“Please think of others.”
All the things that no one likes to hear, I was saying quite often. Too often for my liking, anyway.
Why was I such a grump? I mean, I know, #kids—and not just #kids, but #youngkids. But, my problem was that I was in this constant state of worry/anxiety/misguided focus on my kids’ behavior and well-being—so misguided, in fact, that I was missing the point of mom life. Totally missing the point.
So what is the point? The point is to love your kids, plain and simple. Enjoy them. Guide them. Let them be little. I was so busy worrying about transforming them into responsible adults that I was forgetting to just let them be 7, 4, and 1. I was taking myself too seriously and missing all the fun.
Same happened with my social life. I got bogged down in the high school-esque façade of trying to fit in to many different groups instead of finding my people. It was silly at how ridiculous it got at times. On the way to hang out with one group of women, I would find myself actually trying to think of topics we could possibly have a conversation about that wouldn’t be painful. For too long I sat listening to the importance of eating farro beans, gossiping about the ladies who couldn’t attend this week, and feeling blah at the end of our time together. The most annoying thing? It was time spent away from my family and left me feeling completely unsatisfied.

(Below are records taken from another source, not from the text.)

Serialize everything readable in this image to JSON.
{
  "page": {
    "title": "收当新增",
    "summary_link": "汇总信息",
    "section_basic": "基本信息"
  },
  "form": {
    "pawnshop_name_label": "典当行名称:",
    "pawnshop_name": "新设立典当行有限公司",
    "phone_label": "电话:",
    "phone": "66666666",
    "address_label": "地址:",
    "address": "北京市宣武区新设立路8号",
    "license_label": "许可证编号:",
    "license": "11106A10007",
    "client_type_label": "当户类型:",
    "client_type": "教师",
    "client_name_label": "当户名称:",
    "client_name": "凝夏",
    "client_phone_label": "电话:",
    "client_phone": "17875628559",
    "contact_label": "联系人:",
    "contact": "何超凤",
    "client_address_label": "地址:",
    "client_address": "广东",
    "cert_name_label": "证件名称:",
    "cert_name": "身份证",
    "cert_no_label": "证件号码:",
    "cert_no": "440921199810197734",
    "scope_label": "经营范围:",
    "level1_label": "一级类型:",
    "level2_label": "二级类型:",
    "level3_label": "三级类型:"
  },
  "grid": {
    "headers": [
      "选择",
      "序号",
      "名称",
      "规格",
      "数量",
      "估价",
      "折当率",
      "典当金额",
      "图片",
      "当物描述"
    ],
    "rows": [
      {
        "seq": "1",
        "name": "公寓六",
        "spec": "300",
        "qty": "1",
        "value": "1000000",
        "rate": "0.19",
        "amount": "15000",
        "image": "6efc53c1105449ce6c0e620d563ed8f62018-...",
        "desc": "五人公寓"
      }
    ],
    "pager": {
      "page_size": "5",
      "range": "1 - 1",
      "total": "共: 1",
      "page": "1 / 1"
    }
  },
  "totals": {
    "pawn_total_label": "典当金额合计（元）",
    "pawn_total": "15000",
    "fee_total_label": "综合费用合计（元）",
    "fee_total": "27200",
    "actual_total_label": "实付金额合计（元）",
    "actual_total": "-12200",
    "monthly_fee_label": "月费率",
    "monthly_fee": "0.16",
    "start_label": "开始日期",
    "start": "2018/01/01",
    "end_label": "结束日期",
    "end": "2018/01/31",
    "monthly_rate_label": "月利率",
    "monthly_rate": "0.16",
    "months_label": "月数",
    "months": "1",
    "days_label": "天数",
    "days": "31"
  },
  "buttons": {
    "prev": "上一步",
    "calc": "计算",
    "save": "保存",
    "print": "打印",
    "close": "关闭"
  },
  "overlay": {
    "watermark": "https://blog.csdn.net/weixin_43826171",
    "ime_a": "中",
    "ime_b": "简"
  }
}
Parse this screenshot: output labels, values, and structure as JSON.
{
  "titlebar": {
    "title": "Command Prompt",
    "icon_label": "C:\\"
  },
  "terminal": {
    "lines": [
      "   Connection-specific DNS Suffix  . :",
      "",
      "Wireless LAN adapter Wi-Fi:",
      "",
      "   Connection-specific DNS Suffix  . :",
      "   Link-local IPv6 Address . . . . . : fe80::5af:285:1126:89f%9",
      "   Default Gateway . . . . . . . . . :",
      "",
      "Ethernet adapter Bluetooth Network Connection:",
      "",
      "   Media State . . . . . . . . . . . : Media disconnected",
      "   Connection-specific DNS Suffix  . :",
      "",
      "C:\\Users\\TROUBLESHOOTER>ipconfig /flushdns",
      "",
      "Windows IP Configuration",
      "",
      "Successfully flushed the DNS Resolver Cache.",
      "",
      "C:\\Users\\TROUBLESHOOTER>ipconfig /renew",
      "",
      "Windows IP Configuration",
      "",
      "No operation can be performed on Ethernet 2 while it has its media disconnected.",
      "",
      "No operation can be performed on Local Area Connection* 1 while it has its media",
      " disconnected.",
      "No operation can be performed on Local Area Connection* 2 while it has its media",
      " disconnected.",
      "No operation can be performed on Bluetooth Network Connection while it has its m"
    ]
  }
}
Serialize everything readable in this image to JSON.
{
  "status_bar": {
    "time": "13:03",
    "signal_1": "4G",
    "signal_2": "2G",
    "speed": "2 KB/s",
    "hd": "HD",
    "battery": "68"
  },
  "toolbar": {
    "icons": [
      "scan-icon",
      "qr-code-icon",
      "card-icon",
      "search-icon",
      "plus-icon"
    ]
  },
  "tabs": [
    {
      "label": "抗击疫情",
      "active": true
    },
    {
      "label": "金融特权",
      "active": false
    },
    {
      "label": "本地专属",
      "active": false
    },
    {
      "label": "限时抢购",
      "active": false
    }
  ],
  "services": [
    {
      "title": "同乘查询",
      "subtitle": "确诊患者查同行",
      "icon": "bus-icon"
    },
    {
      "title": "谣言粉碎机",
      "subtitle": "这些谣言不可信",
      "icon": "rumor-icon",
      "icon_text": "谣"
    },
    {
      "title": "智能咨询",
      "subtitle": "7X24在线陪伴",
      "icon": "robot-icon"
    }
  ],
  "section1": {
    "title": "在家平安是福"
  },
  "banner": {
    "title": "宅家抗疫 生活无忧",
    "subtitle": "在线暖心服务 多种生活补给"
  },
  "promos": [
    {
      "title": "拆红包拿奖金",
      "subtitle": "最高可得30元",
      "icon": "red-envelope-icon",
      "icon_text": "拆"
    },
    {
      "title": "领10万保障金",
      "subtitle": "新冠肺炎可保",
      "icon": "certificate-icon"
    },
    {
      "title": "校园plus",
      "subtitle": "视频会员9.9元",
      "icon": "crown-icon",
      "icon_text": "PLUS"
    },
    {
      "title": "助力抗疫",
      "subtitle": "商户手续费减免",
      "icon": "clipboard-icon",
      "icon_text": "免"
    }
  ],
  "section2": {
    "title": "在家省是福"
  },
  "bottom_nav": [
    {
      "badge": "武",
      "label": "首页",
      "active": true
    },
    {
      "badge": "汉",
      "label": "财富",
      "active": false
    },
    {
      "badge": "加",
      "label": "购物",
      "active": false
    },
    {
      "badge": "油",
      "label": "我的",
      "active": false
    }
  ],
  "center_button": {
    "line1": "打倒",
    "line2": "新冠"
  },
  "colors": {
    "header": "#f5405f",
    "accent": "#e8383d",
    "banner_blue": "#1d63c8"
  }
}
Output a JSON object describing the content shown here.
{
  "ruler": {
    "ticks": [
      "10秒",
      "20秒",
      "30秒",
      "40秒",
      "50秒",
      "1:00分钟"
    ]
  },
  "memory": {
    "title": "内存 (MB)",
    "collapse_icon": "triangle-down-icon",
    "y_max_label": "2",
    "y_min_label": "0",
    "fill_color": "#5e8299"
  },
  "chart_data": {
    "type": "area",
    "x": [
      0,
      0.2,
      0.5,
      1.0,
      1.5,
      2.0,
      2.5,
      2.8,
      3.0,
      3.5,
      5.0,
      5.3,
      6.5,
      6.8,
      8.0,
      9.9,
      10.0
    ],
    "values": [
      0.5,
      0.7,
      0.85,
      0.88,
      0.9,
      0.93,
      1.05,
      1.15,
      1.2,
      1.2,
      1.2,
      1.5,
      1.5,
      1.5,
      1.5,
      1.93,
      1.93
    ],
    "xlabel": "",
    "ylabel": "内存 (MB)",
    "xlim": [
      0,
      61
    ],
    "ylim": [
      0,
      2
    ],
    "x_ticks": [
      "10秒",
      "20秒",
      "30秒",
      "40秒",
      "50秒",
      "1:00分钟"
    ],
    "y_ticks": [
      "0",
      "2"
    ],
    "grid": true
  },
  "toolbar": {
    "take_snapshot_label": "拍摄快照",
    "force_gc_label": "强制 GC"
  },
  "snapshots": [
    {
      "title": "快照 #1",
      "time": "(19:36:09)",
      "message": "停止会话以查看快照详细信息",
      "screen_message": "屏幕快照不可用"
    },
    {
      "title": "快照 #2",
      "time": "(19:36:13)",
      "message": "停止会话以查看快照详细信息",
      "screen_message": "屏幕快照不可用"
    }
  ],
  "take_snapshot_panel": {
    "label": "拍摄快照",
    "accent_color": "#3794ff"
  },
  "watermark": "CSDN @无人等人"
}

So, instead, I decided to not. Now, before blindly agreeing to a night out or a lunch date, I think about whether it’s worth it to me and my life. Is it worth it to my sanity, my happiness, my passions? If not, it’s not something I want to fit in at this stage. Less is definitely more, in every area of my life these days.
In regard to my kiddos, instead of lecturing, I correct the behavior and move on. They are little. They are crazy and will mess up. Sure, it’s completely obnoxious at times, but it’s usually not that big of a deal. Too many times I worried about talking too much, focusing on the negative behavior too much. Now we fix the behavior and dance it out, Grey’s Anatomy style. It’s hard to stay mad while trying to vogue to Madonna.
When my life is making me crazy, I know I need more “no” in my life than “yes.” No, I will not sit on that committee. No, I can’t make it to coffee today. No, I will not be getting dressed. Yes, you can play outside barefoot. Yes, you can take a bath just for fun and bubbles. And my personal favorite: yes, I will stay in my yoga pants all day without doing any yoga whatsoever. I might even pair it with my Birkenstocks and a ball cap. It’s me, and I’m happier that way.
So, when the world is feeling heavy to you, look around. Is it even the world you want to be living in? If not, change it up and make it fit better. Life is WAY too short to be living incongruently with who you are, as a friend, mom, and woman. Ask yourself what actually matters. What is it that you actually care about? Make that your focus.
I did just that. That day at the traffic light, I decided to make some changes, and now I feel better. I’m happier and I think I’m a better mom. So, I bought some orange juice and it is now a staple in our house. Twice a week, they can have it for dinner. And, for the record, I like protein as much as the next person, but farro beans are kinda gross. There, I said it.